Choosing a Trustee
Be sure to choose a trustee you can get along with. The trustee is, for example, a trusted friend or relative. The trustee will have a lot of fiduciary and managerial responsibility over the assets in your land trust. Some characteristics to look for in potential trustees are financial integrity, knowledge, trustworthiness, honesty, and shared values with you or your business. You can have the trustee sign a resignation letter after you record the property title documents and take on the trustee role privately. Better yet, we often set up your own Wyoming LLC with nominee managers to act as trustee to enhance your anonymity even further.
Some potential trustees worry about legal responsibility. There is really little, if any, liability the trustee bears unless he or she does something intentionally dishonest. In truth, the settlor/beneficiary is the one calling the shots. The beneficiary bears the liability. So, choose a trustee who is not a squeamish worry-wort and who will cooperate fully on the rare occasions you need his or her help. Again, as we said, you can replace the trustee at any time.

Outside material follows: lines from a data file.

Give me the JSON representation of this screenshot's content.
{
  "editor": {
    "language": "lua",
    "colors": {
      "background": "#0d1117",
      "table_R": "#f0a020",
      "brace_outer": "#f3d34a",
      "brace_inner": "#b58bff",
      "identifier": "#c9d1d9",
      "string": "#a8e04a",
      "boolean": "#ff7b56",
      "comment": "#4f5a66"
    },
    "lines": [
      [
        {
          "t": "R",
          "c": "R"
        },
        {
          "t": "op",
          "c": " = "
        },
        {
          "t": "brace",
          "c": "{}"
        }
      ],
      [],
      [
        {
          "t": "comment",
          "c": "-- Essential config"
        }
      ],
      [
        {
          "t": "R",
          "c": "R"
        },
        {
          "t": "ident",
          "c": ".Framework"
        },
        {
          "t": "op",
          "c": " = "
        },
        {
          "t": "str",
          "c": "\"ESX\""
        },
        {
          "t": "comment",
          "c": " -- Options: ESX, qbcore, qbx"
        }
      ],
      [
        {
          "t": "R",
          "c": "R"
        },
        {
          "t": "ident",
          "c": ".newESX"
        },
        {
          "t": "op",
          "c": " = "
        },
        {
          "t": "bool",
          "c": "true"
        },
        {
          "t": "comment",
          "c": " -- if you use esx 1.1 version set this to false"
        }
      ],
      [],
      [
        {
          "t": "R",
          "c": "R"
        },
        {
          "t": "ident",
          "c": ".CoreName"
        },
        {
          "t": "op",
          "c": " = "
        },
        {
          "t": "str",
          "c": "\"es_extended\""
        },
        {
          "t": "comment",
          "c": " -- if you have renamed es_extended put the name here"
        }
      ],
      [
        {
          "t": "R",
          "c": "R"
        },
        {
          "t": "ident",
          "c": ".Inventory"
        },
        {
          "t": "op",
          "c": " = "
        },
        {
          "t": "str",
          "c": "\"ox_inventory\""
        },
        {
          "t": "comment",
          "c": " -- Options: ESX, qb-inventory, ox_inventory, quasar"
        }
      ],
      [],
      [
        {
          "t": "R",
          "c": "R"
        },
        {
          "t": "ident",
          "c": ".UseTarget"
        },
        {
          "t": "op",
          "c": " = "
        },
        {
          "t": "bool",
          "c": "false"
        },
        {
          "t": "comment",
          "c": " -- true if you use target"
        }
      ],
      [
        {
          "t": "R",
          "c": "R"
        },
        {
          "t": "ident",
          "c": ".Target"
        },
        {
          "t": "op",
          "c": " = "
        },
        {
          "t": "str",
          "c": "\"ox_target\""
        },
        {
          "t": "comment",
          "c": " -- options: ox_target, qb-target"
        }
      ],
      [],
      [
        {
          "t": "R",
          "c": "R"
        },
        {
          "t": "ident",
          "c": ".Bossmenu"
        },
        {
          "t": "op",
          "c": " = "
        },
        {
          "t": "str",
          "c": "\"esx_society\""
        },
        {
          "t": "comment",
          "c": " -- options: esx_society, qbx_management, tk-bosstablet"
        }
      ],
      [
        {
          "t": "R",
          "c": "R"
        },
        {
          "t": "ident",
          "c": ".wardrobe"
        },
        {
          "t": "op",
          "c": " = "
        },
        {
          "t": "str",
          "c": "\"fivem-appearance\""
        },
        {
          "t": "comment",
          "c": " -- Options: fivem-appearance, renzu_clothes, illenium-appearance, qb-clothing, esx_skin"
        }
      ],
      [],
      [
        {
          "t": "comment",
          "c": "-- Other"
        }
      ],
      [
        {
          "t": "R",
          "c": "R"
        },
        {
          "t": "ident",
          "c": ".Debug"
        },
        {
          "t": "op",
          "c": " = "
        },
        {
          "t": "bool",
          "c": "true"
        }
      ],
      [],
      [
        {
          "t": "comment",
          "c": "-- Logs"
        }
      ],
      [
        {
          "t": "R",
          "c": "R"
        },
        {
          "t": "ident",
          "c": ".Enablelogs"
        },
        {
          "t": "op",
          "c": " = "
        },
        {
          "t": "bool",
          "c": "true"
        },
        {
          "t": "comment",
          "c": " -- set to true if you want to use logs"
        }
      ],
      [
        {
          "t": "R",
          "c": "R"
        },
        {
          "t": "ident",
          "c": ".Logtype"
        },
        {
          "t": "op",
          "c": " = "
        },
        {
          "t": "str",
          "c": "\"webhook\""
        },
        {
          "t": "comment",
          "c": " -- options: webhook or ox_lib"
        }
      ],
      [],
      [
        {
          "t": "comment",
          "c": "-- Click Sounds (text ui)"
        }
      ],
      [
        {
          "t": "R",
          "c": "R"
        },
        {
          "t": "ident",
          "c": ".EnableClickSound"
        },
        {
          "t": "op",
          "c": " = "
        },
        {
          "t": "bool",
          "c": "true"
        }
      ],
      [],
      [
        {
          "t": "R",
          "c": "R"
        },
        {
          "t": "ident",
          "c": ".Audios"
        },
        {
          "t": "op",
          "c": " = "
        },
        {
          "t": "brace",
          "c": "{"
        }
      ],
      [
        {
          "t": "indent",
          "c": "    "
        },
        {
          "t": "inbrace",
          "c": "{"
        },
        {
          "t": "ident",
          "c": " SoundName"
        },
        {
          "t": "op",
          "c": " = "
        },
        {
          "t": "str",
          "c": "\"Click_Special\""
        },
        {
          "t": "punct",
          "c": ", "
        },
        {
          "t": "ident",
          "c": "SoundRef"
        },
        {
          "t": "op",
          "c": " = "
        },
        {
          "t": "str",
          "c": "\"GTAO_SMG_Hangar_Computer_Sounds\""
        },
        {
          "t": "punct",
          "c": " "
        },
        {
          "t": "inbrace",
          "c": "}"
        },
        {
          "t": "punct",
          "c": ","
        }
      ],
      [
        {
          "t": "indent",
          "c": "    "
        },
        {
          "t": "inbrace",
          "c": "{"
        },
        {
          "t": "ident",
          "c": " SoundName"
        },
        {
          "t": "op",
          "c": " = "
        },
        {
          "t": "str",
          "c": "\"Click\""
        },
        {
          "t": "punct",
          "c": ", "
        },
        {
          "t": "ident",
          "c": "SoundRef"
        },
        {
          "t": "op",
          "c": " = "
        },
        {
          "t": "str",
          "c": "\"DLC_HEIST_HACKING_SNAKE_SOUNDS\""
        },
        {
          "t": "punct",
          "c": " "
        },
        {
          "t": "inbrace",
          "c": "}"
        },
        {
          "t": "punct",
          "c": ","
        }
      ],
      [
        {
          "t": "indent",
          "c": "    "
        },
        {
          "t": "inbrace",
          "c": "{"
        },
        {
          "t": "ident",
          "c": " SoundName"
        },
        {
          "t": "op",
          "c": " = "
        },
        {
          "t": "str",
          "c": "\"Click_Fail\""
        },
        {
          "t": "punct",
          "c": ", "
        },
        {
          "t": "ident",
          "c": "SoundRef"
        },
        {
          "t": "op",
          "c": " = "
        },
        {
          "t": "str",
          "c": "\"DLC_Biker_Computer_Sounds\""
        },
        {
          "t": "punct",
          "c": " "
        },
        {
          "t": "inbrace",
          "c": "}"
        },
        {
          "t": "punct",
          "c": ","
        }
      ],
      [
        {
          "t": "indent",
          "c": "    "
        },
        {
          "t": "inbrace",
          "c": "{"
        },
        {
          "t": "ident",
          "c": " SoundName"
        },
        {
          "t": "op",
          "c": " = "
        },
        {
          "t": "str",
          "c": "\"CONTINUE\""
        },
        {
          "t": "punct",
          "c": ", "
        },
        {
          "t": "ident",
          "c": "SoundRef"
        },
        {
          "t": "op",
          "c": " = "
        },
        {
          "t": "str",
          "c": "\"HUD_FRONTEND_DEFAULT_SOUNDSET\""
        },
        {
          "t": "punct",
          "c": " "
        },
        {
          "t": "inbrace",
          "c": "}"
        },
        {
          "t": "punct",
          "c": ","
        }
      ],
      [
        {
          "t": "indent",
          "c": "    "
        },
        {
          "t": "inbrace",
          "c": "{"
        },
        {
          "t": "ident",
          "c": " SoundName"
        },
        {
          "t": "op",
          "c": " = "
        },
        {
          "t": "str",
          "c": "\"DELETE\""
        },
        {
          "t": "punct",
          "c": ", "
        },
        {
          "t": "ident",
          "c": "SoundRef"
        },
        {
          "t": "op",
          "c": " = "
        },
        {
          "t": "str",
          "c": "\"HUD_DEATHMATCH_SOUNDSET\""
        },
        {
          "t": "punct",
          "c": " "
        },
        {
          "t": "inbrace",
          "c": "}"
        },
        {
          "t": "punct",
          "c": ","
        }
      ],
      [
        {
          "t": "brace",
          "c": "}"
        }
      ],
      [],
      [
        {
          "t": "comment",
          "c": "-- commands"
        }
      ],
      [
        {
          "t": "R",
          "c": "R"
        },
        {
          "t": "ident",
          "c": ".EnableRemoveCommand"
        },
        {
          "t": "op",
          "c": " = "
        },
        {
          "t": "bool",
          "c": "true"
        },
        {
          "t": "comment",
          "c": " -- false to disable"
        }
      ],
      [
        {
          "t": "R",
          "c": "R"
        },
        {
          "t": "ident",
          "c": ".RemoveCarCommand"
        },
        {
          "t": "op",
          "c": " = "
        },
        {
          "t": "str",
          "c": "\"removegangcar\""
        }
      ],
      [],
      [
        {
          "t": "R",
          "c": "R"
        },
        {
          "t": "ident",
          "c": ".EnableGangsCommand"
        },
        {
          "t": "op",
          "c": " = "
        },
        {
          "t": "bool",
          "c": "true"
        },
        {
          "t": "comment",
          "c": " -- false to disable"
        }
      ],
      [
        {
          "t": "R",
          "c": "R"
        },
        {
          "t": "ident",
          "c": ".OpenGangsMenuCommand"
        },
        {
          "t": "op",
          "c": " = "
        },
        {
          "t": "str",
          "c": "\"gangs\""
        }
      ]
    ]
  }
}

Asset Protection and Liability
There is one more very important thing on the liability issue. For investment property, we will typically place an LLC in as the beneficiary of a land trust. We do this for two reasons. First, when there is a lawsuit tied to the property, the LLC acts to protect the beneficiary or beneficiaries from liability. Second, when someone sues a member of an LLC, there are provisions in the law that can protect that member from losing his interest in the LLC or assets inside. This includes the land trust and the property, itself. Most states require two or more members for the asset protection features to kick in. Wyoming, Nevada and Delaware require only one member.
We don’t usually use an LLC when a land trust owns a primary residence. This is because the personal residence and rental properties are in different tax categories. In order to enjoy the benefit writing off the legally allowed interest on personal tax returns and capital gains exemption, the occupant/”homeowner” remains as the land trust beneficiary.
Protect Your Real Estate
If you want to ensure that you get all the benefits of setting up a land trust for your next real estate purchase, contact our experienced consultants. Protecting your purchase with a land trust can be complex to set up without help. Make sure to get professional help so you can get all of the benefits without leaving yourself open to litigation. We’ll help you explore your options to determine the right course of action for you and your property.
Last Updated on June 16, 2019